Growing up, I knew a girl who got $20 a week for her allowance. She also got $10 per A on her report card. That was a lot of money back then. I’d get a $20 bill for an entire Friday night babysitting three kids. Heck, I can still stretch $20 pretty far.
We don’t give our kids money for doing regular things around the house. She empties the dishwasher, he dusts. They pick up and put away their own laundry. If there’s something I don’t feel like doing, I just ask them to do it instead. Isn’t that why we have children? If I want it done well, I might offer to pay them.
They have cash, but it comes in birthday cards or the tooth fairy. The Boy is ready to open a savings account. His 1980s cash box overfloweth.
Lately, though, I’ve wondered if they should start paying me. Like a backwards allowance.
Hear me out. It all makes sense. Parents complain about feeling under-appreciated all the time. There’s a good reason for that. It takes having your own kids to appreciate what your parents did for you.

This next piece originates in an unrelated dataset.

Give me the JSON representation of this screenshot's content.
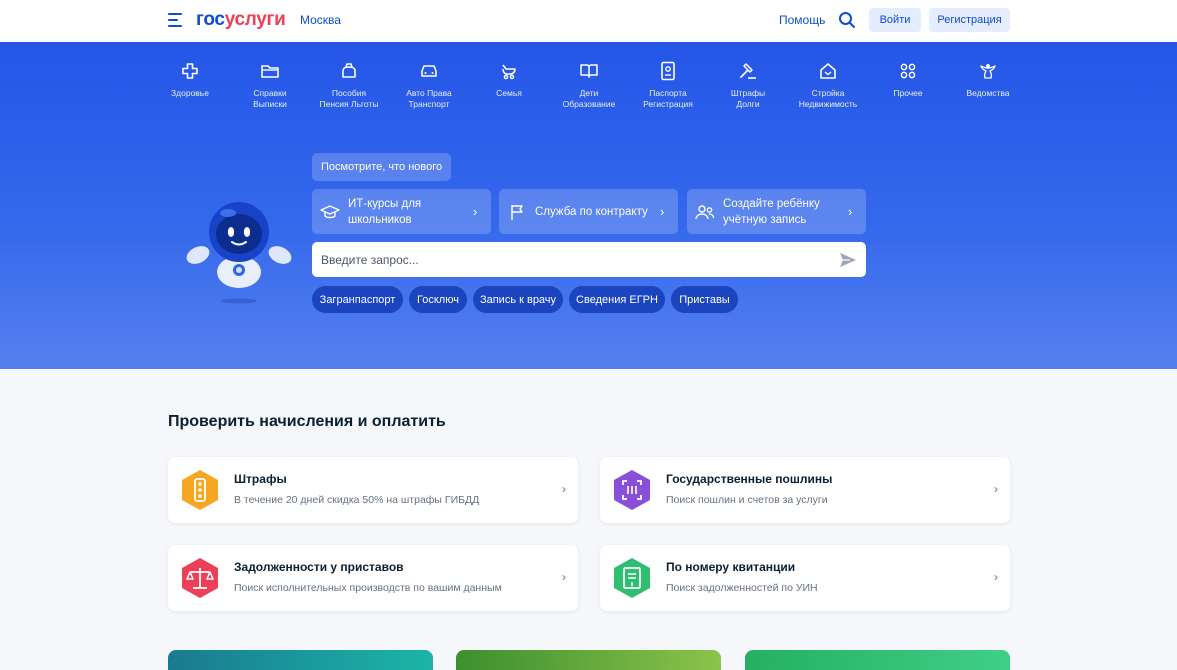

If they had to pay to have breakfast cooked for them, it’d probably taste better. If not, I’ll bet they’d make it themselves.
I’m not talking about price gouging for everyday things. Reasonable fees for necessary services. Need someone to kiss that boo-boo or read an extra bedtime book? A bargain at $1. Meals are a little steeper, with prices varying depending on the complexity of the menu. I hate doing laundry, so it’ll be expensive. Scrubbing toilets and baseboards are premium services. Throw up is nearly unaffordable. Helping at school or coaching the soccer team can be handled with a payment plan. Kinda like layaway.

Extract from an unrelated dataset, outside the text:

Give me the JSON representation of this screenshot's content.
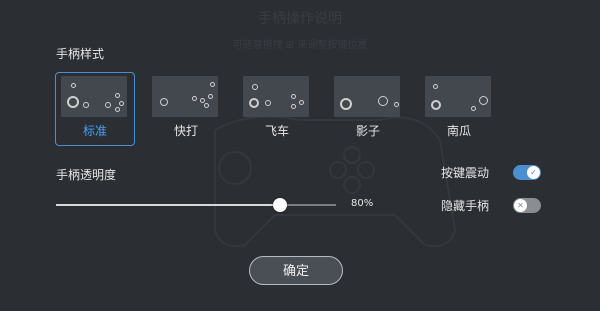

I know, I know. I’m setting myself up for an employer/employee situation here. They’ll think they can boss me around if they’re paying me. It doesn’t work like that, my friends. I’d still be the same mom. They’d just have to pay real cash money for the stuff I do anyway.
Want a hug? Yeah, now we’re getting into the emotional support and life lessons department. Might want to hold off on that savings account, kiddo. When I lecture you on not yelling at your sister in the grocery store and remind you that she’s the only sister you’ll ever have, you’re gonna have to pay up. It may seem silly, because you don’t want to hear me say it in the first place, but if you have to fork over the dolla bills, you might listen the first time. You might not, but I’ll charge for repeat lectures. Snuggles and tear wiping: $10. Confidence boosting: $50.
Standard fees are important to point out, too. If I have to say it twice, whatever it may be, it’s $1 extra. Socks left on the floor and dishes on the table go for $2. Refilling the toilet paper, stocking the snack drawer or putting new shampoo in the shower will be $5. The goal here is to raise awareness for the things that magically just happen around the house. That ain’t magic; It’s work, and I’m hoping to finally get paid.
Unfortunately, I can’t truly put a monetary value on what we, as parents, do for our kids. They’ll have their own someday and will yell many of the same things that seemingly fall on deaf ears. They’ll see the eyerolls during every profound lecture. They’ll give the corner brownies to their children, even though it’s their favorite part. They’ll hold a fevery baby for hours, not matter how badly they have to pee. They’ll do it for free, even though it’s worth its weight in gold. During that ah-ha moment, they’ll thank us. Until then, I’m okay with being annoying, stupid, embarrassing and UGH MOM I KNOW. I send invoices at the end of the month.